Required action:
Repeat every line that appears below, with nothing altered.

Supplied entries:
%%

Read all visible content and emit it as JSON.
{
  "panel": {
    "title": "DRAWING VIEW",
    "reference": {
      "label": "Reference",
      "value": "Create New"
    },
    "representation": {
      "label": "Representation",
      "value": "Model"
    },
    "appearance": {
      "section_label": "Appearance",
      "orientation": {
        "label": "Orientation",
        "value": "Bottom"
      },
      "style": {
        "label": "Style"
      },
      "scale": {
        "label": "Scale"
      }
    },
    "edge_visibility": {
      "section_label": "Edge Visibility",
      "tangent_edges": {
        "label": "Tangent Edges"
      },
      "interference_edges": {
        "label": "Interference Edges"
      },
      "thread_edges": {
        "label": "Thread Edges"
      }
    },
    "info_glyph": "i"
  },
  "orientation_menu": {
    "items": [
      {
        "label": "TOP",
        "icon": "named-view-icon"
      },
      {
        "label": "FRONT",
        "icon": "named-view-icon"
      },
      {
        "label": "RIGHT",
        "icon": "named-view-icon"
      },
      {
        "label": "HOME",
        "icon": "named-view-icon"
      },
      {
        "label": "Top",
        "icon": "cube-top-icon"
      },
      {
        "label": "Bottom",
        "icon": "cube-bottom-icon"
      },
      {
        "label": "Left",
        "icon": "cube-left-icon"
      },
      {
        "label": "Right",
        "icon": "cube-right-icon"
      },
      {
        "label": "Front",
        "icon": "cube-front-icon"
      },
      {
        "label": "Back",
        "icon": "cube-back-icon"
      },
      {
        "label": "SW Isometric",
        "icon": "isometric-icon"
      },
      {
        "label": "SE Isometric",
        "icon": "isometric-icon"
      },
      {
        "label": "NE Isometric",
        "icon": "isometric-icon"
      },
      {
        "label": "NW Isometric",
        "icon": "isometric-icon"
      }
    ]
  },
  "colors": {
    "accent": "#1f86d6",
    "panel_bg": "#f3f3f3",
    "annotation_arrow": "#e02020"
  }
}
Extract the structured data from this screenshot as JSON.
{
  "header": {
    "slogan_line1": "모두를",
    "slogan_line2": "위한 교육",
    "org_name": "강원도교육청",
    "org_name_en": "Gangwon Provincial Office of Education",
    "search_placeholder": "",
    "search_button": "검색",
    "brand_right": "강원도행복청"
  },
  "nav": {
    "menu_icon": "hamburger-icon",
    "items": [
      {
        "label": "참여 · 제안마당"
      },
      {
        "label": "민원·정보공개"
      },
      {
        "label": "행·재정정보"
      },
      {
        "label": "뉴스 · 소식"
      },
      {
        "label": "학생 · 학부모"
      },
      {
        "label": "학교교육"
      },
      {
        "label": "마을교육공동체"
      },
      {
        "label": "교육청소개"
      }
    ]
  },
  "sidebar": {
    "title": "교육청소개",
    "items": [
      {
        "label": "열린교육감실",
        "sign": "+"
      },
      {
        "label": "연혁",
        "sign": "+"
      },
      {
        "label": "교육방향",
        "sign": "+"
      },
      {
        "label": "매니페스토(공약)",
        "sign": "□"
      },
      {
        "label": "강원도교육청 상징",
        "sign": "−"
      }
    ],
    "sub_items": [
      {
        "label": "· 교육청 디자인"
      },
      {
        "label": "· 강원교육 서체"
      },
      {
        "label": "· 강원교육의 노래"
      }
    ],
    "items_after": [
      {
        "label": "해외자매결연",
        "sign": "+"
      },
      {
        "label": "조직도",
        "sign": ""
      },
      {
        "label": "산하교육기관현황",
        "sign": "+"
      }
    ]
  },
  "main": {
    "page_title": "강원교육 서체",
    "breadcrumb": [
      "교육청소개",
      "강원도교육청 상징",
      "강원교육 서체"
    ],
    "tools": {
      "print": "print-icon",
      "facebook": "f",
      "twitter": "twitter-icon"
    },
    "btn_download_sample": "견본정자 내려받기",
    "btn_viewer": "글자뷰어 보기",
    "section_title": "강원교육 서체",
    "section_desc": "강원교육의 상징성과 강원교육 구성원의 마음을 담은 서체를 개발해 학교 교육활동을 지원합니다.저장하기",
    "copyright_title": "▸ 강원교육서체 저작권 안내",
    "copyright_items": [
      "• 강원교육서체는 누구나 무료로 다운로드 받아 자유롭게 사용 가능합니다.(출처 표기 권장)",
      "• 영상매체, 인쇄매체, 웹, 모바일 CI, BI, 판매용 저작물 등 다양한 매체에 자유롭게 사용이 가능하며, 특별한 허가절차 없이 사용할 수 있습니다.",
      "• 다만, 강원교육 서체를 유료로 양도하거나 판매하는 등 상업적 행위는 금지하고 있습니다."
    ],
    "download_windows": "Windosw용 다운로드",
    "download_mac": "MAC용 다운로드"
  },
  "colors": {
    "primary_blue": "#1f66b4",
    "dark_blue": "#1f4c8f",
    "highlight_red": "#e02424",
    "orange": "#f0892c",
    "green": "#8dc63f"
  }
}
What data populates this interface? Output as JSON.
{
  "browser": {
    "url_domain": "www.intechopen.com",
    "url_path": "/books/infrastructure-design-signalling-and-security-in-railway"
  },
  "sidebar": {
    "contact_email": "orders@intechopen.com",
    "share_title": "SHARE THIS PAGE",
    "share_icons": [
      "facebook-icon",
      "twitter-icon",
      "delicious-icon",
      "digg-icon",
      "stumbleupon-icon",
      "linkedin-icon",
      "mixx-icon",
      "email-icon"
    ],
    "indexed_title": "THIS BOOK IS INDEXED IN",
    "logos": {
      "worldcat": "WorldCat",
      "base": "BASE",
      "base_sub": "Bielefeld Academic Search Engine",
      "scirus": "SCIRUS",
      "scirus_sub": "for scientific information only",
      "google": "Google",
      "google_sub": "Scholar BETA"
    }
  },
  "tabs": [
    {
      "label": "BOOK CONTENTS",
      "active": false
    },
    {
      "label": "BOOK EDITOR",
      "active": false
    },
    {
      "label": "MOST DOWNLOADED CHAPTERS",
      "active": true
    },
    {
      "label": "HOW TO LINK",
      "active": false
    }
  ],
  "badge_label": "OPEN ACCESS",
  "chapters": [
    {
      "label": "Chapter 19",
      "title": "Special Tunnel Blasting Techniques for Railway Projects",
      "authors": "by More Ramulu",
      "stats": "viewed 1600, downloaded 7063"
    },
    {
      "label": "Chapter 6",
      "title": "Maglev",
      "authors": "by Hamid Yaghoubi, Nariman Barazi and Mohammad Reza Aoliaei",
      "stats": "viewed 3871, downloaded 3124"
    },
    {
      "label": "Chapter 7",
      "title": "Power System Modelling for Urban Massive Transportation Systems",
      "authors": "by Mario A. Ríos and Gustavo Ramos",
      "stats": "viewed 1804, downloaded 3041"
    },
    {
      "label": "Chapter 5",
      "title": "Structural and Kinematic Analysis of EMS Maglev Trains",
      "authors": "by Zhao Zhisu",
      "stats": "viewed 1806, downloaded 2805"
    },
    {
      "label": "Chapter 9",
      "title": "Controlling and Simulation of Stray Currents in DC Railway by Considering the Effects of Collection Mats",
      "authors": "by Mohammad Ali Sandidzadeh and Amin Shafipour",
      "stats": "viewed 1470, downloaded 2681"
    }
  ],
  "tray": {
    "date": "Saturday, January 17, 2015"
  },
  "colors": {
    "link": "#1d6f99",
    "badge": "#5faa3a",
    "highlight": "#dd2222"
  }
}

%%

Completed exercise:
Read all visible content and emit it as JSON.
{
  "panel": {
    "title": "DRAWING VIEW",
    "reference": {
      "label": "Reference",
      "value": "Create New"
    },
    "representation": {
      "label": "Representation",
      "value": "Model"
    },
    "appearance": {
      "section_label": "Appearance",
      "orientation": {
        "label": "Orientation",
        "value": "Bottom"
      },
      "style": {
        "label": "Style"
      },
      "scale": {
        "label": "Scale"
      }
    },
    "edge_visibility": {
      "section_label": "Edge Visibility",
      "tangent_edges": {
        "label": "Tangent Edges"
      },
      "interference_edges": {
        "label": "Interference Edges"
      },
      "thread_edges": {
        "label": "Thread Edges"
      }
    },
    "info_glyph": "i"
  },
  "orientation_menu": {
    "items": [
      {
        "label": "TOP",
        "icon": "named-view-icon"
      },
      {
        "label": "FRONT",
        "icon": "named-view-icon"
      },
      {
        "label": "RIGHT",
        "icon": "named-view-icon"
      },
      {
        "label": "HOME",
        "icon": "named-view-icon"
      },
      {
        "label": "Top",
        "icon": "cube-top-icon"
      },
      {
        "label": "Bottom",
        "icon": "cube-bottom-icon"
      },
      {
        "label": "Left",
        "icon": "cube-left-icon"
      },
      {
        "label": "Right",
        "icon": "cube-right-icon"
      },
      {
        "label": "Front",
        "icon": "cube-front-icon"
      },
      {
        "label": "Back",
        "icon": "cube-back-icon"
      },
      {
        "label": "SW Isometric",
        "icon": "isometric-icon"
      },
      {
        "label": "SE Isometric",
        "icon": "isometric-icon"
      },
      {
        "label": "NE Isometric",
        "icon": "isometric-icon"
      },
      {
        "label": "NW Isometric",
        "icon": "isometric-icon"
      }
    ]
  },
  "colors": {
    "accent": "#1f86d6",
    "panel_bg": "#f3f3f3",
    "annotation_arrow": "#e02020"
  }
}
Extract the structured data from this screenshot as JSON.
{
  "header": {
    "slogan_line1": "모두를",
    "slogan_line2": "위한 교육",
    "org_name": "강원도교육청",
    "org_name_en": "Gangwon Provincial Office of Education",
    "search_placeholder": "",
    "search_button": "검색",
    "brand_right": "강원도행복청"
  },
  "nav": {
    "menu_icon": "hamburger-icon",
    "items": [
      {
        "label": "참여 · 제안마당"
      },
      {
        "label": "민원·정보공개"
      },
      {
        "label": "행·재정정보"
      },
      {
        "label": "뉴스 · 소식"
      },
      {
        "label": "학생 · 학부모"
      },
      {
        "label": "학교교육"
      },
      {
        "label": "마을교육공동체"
      },
      {
        "label": "교육청소개"
      }
    ]
  },
  "sidebar": {
    "title": "교육청소개",
    "items": [
      {
        "label": "열린교육감실",
        "sign": "+"
      },
      {
        "label": "연혁",
        "sign": "+"
      },
      {
        "label": "교육방향",
        "sign": "+"
      },
      {
        "label": "매니페스토(공약)",
        "sign": "□"
      },
      {
        "label": "강원도교육청 상징",
        "sign": "−"
      }
    ],
    "sub_items": [
      {
        "label": "· 교육청 디자인"
      },
      {
        "label": "· 강원교육 서체"
      },
      {
        "label": "· 강원교육의 노래"
      }
    ],
    "items_after": [
      {
        "label": "해외자매결연",
        "sign": "+"
      },
      {
        "label": "조직도",
        "sign": ""
      },
      {
        "label": "산하교육기관현황",
        "sign": "+"
      }
    ]
  },
  "main": {
    "page_title": "강원교육 서체",
    "breadcrumb": [
      "교육청소개",
      "강원도교육청 상징",
      "강원교육 서체"
    ],
    "tools": {
      "print": "print-icon",
      "facebook": "f",
      "twitter": "twitter-icon"
    },
    "btn_download_sample": "견본정자 내려받기",
    "btn_viewer": "글자뷰어 보기",
    "section_title": "강원교육 서체",
    "section_desc": "강원교육의 상징성과 강원교육 구성원의 마음을 담은 서체를 개발해 학교 교육활동을 지원합니다.저장하기",
    "copyright_title": "▸ 강원교육서체 저작권 안내",
    "copyright_items": [
      "• 강원교육서체는 누구나 무료로 다운로드 받아 자유롭게 사용 가능합니다.(출처 표기 권장)",
      "• 영상매체, 인쇄매체, 웹, 모바일 CI, BI, 판매용 저작물 등 다양한 매체에 자유롭게 사용이 가능하며, 특별한 허가절차 없이 사용할 수 있습니다.",
      "• 다만, 강원교육 서체를 유료로 양도하거나 판매하는 등 상업적 행위는 금지하고 있습니다."
    ],
    "download_windows": "Windosw용 다운로드",
    "download_mac": "MAC용 다운로드"
  },
  "colors": {
    "primary_blue": "#1f66b4",
    "dark_blue": "#1f4c8f",
    "highlight_red": "#e02424",
    "orange": "#f0892c",
    "green": "#8dc63f"
  }
}
What data populates this interface? Output as JSON.
{
  "browser": {
    "url_domain": "www.intechopen.com",
    "url_path": "/books/infrastructure-design-signalling-and-security-in-railway"
  },
  "sidebar": {
    "contact_email": "orders@intechopen.com",
    "share_title": "SHARE THIS PAGE",
    "share_icons": [
      "facebook-icon",
      "twitter-icon",
      "delicious-icon",
      "digg-icon",
      "stumbleupon-icon",
      "linkedin-icon",
      "mixx-icon",
      "email-icon"
    ],
    "indexed_title": "THIS BOOK IS INDEXED IN",
    "logos": {
      "worldcat": "WorldCat",
      "base": "BASE",
      "base_sub": "Bielefeld Academic Search Engine",
      "scirus": "SCIRUS",
      "scirus_sub": "for scientific information only",
      "google": "Google",
      "google_sub": "Scholar BETA"
    }
  },
  "tabs": [
    {
      "label": "BOOK CONTENTS",
      "active": false
    },
    {
      "label": "BOOK EDITOR",
      "active": false
    },
    {
      "label": "MOST DOWNLOADED CHAPTERS",
      "active": true
    },
    {
      "label": "HOW TO LINK",
      "active": false
    }
  ],
  "badge_label": "OPEN ACCESS",
  "chapters": [
    {
      "label": "Chapter 19",
      "title": "Special Tunnel Blasting Techniques for Railway Projects",
      "authors": "by More Ramulu",
      "stats": "viewed 1600, downloaded 7063"
    },
    {
      "label": "Chapter 6",
      "title": "Maglev",
      "authors": "by Hamid Yaghoubi, Nariman Barazi and Mohammad Reza Aoliaei",
      "stats": "viewed 3871, downloaded 3124"
    },
    {
      "label": "Chapter 7",
      "title": "Power System Modelling for Urban Massive Transportation Systems",
      "authors": "by Mario A. Ríos and Gustavo Ramos",
      "stats": "viewed 1804, downloaded 3041"
    },
    {
      "label": "Chapter 5",
      "title": "Structural and Kinematic Analysis of EMS Maglev Trains",
      "authors": "by Zhao Zhisu",
      "stats": "viewed 1806, downloaded 2805"
    },
    {
      "label": "Chapter 9",
      "title": "Controlling and Simulation of Stray Currents in DC Railway by Considering the Effects of Collection Mats",
      "authors": "by Mohammad Ali Sandidzadeh and Amin Shafipour",
      "stats": "viewed 1470, downloaded 2681"
    }
  ],
  "tray": {
    "date": "Saturday, January 17, 2015"
  },
  "colors": {
    "link": "#1d6f99",
    "badge": "#5faa3a",
    "highlight": "#dd2222"
  }
}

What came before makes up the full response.